*What the task requires:* Take every line containing "acesso" from the material and copy it.

- Opening Delimiter -

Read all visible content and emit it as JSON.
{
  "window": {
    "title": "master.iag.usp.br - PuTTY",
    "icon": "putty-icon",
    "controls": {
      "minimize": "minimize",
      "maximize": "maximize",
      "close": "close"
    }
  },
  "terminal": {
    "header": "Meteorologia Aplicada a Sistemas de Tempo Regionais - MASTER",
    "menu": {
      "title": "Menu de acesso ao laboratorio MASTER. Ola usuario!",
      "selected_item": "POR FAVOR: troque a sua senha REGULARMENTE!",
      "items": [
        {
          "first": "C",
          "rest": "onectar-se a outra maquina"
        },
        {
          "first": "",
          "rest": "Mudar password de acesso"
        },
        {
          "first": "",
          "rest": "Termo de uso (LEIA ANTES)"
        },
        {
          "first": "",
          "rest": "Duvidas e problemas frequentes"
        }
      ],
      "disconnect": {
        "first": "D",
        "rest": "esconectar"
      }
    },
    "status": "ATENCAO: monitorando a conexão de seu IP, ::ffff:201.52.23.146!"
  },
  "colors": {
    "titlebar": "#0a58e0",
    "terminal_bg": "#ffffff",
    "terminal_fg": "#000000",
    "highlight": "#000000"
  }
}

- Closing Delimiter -

*Answer for the task:*
      "title": "Menu de acesso ao laboratorio MASTER. Ola usuario!",
          "rest": "Mudar password de acesso"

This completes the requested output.